- Robroek SJW, Lenthe FJV, Empelen PV, Burdorf A: Determinants of participation in worksite health promotion programmes: a systematic review. Int J Behav Nutr Phy. 2009, 6: 26-10.1186/1479-5868-6-26.View ArticleGoogle Scholar
- Taitel MS, Haufle V, Heck D, Loeppke R, Fetterolf D: Incentives and other factors associated with employee participation in health risk assessments. J Occup Environ Med. 2008, 50: 863-72. 10.1097/JOM.0b013e3181845fe2.View ArticlePubMedGoogle Scholar
- Ammerman A, Haines P, DeVellis R, et al: A brief dietary assessment to guide cholesterol reduction in low income individuals: design and validation. JADA. 1991, 91: 1385-1390.Google Scholar
- Macera CA, Pratt C: Public health surveillance of physical activity. Res Q Exercise and Sport. 2000, 71: 97-103.View ArticleGoogle Scholar
- Scientific Advisory Committee of the Medical Outcomes Trust: Assessing health status and quality-of-life instruments: attributes and review criteria. Quality of Life Research. 2002, 11: 193-205. 10.1023/A:1015291021312.View ArticleGoogle Scholar
- Chew LD, Bradley KA, Boyko EJ: Brief questions to identify patients with inadequate health literacy. Fam Med. 2004, 36: 588-594.PubMedGoogle Scholar
- Schwarzer R, Renner B: Social-cognitive predictors of health behavior: action self-efficacy and coping self-efficacy. Health Psychology. 2000, 19: 487-495.View ArticlePubMedGoogle Scholar
- Plotnikoff RC, Higginbotham N: Protection motivation theory and exercise behaviour change for the prevention of coronary heart disease in a high risk, Australian representative community sample of adults. Psychology, Health and Medicine. 2002, 7: 87-98. 10.1080/13548500120101586.View ArticleGoogle Scholar
- Wilson JJ, Mick R, Wei SJ, et al: Clinical trial resources on the Internet must be designed to reach underrepresented minorities. Cancer J. 2006, 12: 475-481. 10.1097/00130404-200611000-00007.View ArticlePubMedGoogle Scholar
- Kumanyika S, Whitt-Glover M, Gary TL, et al: Expanding the obesity research paradigm to reach African American communities. Prev Chronic Dis. 2007, 4: A112-PubMedPubMed CentralGoogle Scholar
- Zapka J, Lemon SC, Estabrook B, Rosal MC: Factors related to weight loss behavior in a multiracial/ethnic workforce. Ethn Dis. 2009, 19: 154-160.PubMedPubMed CentralGoogle Scholar

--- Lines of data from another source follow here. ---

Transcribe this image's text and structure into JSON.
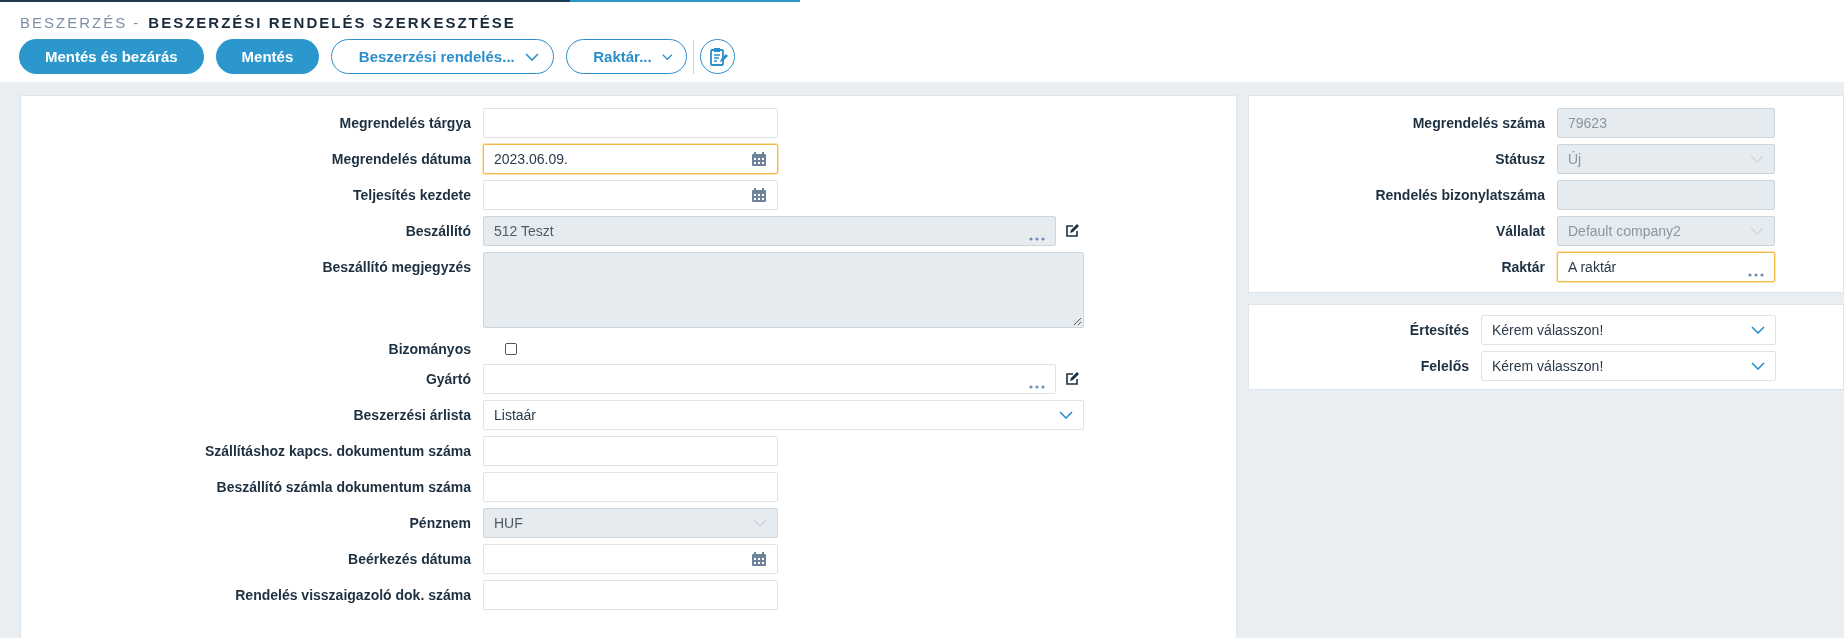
{
  "breadcrumb": {
    "section": "BESZERZÉS -",
    "title": "BESZERZÉSI RENDELÉS SZERKESZTÉSE"
  },
  "toolbar": [
    {
      "kind": "primary",
      "label": "Mentés és bezárás"
    },
    {
      "kind": "primary",
      "label": "Mentés"
    },
    {
      "kind": "dropdown",
      "label": "Beszerzési rendelés..."
    },
    {
      "kind": "dropdown",
      "label": "Raktár..."
    },
    {
      "kind": "icon"
    }
  ],
  "main_form": {
    "fields": [
      {
        "label": "Megrendelés tárgya",
        "kind": "text",
        "disabled": false,
        "focused": false
      },
      {
        "label": "Megrendelés dátuma",
        "kind": "date",
        "value": "2023.06.09.",
        "disabled": false,
        "focused": true
      },
      {
        "label": "Teljesítés kezdete",
        "kind": "date",
        "disabled": false,
        "focused": false
      },
      {
        "label": "Beszállító",
        "kind": "lookup",
        "value": "512 Teszt",
        "disabled": true,
        "focused": false,
        "edit": true
      },
      {
        "label": "Beszállító megjegyzés",
        "kind": "textarea",
        "disabled": true,
        "focused": false
      },
      {
        "label": "Bizományos",
        "kind": "checkbox",
        "checked": false
      },
      {
        "label": "Gyártó",
        "kind": "lookup",
        "disabled": false,
        "focused": false,
        "edit": true
      },
      {
        "label": "Beszerzési árlista",
        "kind": "select",
        "value": "Listaár",
        "disabled": false,
        "focused": false
      },
      {
        "label": "Szállításhoz kapcs. dokumentum száma",
        "kind": "text",
        "disabled": false,
        "focused": false
      },
      {
        "label": "Beszállító számla dokumentum száma",
        "kind": "text",
        "disabled": false,
        "focused": false
      },
      {
        "label": "Pénznem",
        "kind": "select",
        "value": "HUF",
        "disabled": true,
        "focused": false
      },
      {
        "label": "Beérkezés dátuma",
        "kind": "date",
        "disabled": false,
        "focused": false
      },
      {
        "label": "Rendelés visszaigazoló dok. száma",
        "kind": "text",
        "disabled": false,
        "focused": false
      }
    ]
  },
  "order_panel": {
    "fields": [
      {
        "label": "Megrendelés száma",
        "kind": "text",
        "value": "79623",
        "disabled": true,
        "focused": false
      },
      {
        "label": "Státusz",
        "kind": "select",
        "value": "Új",
        "disabled": true,
        "focused": false
      },
      {
        "label": "Rendelés bizonylatszáma",
        "kind": "text",
        "disabled": true,
        "focused": false
      },
      {
        "label": "Vállalat",
        "kind": "select",
        "value": "Default company2",
        "disabled": true,
        "focused": false
      },
      {
        "label": "Raktár",
        "kind": "lookup",
        "value": "A raktár",
        "disabled": false,
        "focused": true,
        "edit": false
      }
    ]
  },
  "people_panel": {
    "fields": [
      {
        "label": "Értesítés",
        "kind": "select",
        "value": "Kérem válasszon!",
        "disabled": false,
        "focused": false
      },
      {
        "label": "Felelős",
        "kind": "select",
        "value": "Kérem válasszon!",
        "disabled": false,
        "focused": false
      }
    ]
  }
}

- Johnson-Taylor WL, Fisher RA, Hubbard VS, Starke-Reed P, Eggers PS: The change in weight perception of weight status among the overweight: comparison of NHANES III (1988-1994) and 1999-2004 NHANES. Int J Behav Nutr Phys Act. 2008, 5: 9-View ArticlePubMedPubMed CentralGoogle Scholar
- Thomas A, Moseley G, Stallings R, Nichols-English G, Wagner PJ: Perceptions of obesity: black and white differences. J Cult Divers. 2008, 15: 174-180.PubMedGoogle Scholar

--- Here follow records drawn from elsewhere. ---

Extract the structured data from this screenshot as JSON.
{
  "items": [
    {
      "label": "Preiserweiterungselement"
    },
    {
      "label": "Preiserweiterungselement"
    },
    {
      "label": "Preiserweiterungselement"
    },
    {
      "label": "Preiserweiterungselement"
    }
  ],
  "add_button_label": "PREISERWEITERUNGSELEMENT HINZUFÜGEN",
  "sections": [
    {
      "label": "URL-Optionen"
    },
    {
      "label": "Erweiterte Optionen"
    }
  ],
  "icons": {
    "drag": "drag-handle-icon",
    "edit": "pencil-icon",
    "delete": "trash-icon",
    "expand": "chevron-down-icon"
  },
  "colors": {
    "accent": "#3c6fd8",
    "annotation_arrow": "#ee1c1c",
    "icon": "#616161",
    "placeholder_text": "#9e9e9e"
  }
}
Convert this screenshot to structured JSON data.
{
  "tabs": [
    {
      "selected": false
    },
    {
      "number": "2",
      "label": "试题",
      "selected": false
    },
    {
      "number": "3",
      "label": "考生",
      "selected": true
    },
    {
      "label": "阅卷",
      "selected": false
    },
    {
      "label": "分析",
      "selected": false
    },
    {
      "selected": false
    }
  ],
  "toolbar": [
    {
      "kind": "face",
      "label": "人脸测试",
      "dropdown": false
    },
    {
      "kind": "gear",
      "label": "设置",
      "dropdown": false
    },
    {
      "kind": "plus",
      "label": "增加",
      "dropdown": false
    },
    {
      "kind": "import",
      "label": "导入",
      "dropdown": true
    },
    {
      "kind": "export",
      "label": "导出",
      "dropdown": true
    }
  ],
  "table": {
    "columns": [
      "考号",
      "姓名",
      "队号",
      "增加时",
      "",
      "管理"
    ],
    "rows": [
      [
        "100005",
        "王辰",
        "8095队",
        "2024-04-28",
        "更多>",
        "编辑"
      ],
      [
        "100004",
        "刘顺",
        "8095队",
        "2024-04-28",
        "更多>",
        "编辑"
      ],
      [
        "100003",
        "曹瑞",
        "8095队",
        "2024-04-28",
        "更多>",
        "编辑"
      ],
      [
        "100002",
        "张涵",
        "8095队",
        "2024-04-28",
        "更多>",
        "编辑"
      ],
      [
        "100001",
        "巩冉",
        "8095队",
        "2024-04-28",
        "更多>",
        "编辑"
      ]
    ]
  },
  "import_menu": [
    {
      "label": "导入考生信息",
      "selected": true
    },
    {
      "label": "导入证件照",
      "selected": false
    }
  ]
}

- Frew PM, Rio C, Lu L, Clifton S, Mulligan MJ: Understanding differences in enrollment outcomes among high-risk populations recruited to a phase IIb HIV vaccine trial. J Acquired Immune Deficiency Syndromes. 2009, 50: 314-319. 10.1097/QAI.0b013e3181945eec.View ArticleGoogle Scholar
- Mancuso CA, Rincon M: Impact of health literacy on longitudinal asthma outcomes. J General Internal Med. 2006, 21: 813-817. 10.1111/j.1525-1497.2006.00528.x.View ArticleGoogle Scholar

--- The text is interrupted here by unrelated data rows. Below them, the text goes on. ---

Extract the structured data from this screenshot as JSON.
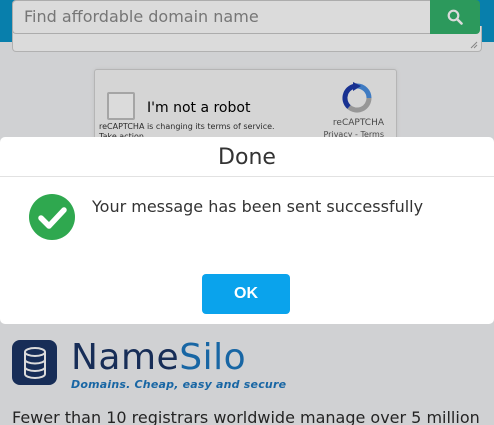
{
  "search": {
    "placeholder": "Find affordable domain name",
    "button_icon": "search-icon"
  },
  "recaptcha": {
    "label": "I'm not a robot",
    "brand": "reCAPTCHA",
    "links": "Privacy - Terms",
    "notice_line1": "reCAPTCHA is changing its terms of service.",
    "notice_line2": "Take action."
  },
  "logo": {
    "name_part1": "Name",
    "name_part2": "Silo",
    "tagline": "Domains. Cheap, easy and secure"
  },
  "intro": {
    "text": "Fewer than 10 registrars worldwide manage over 5 million"
  },
  "modal": {
    "title": "Done",
    "message": "Your message has been sent successfully",
    "ok_label": "OK",
    "icon": "check-circle-icon"
  },
  "colors": {
    "header_blue": "#0a94c9",
    "search_green": "#34b36c",
    "success_green": "#2fa84f",
    "ok_button": "#0aa3ec",
    "brand_dark": "#1b3566",
    "brand_light": "#1d77bf"
  }
}
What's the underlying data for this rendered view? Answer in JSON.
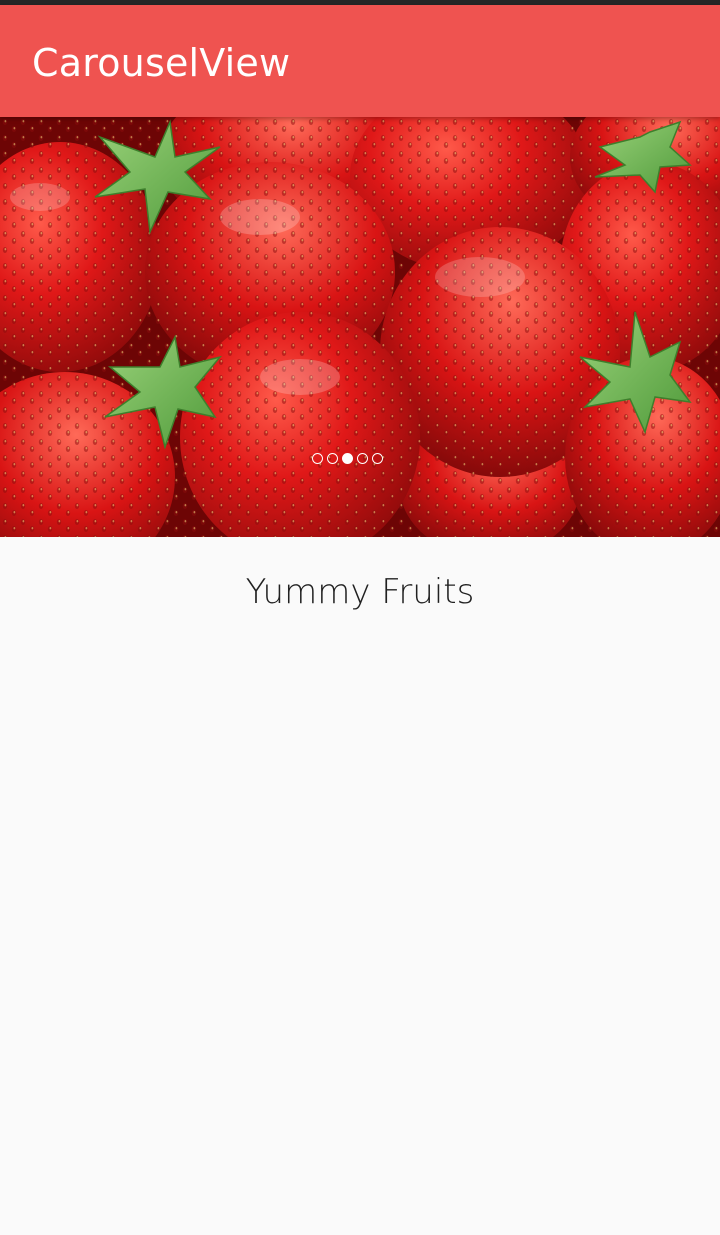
{
  "app_bar": {
    "title": "CarouselView",
    "color": "#ef5350"
  },
  "carousel": {
    "image_subject": "strawberries",
    "page_count": 5,
    "active_index": 2
  },
  "caption": {
    "text": "Yummy Fruits"
  }
}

- Lee S, Brown ER, Grant D, Belin TR, Brick JM: Exploring nonresponse bias in a health survey using neighborhood characteristics. Am J Public Health. 2009, 99: 1811-1817. 10.2105/AJPH.2008.154161.View ArticlePubMedPubMed CentralGoogle Scholar
- The pre-publication history for this paper can be accessed here:http://www.biomedcentral.com/1471-2458/11/709/prepub
This article is published under license to BioMed Central Ltd. This is an Open Access article distributed under the terms of the Creative Commons Attribution License (http://creativecommons.org/licenses/by/2.0), which permits unrestricted use, distribution, and reproduction in any medium, provided the original work is properly cited.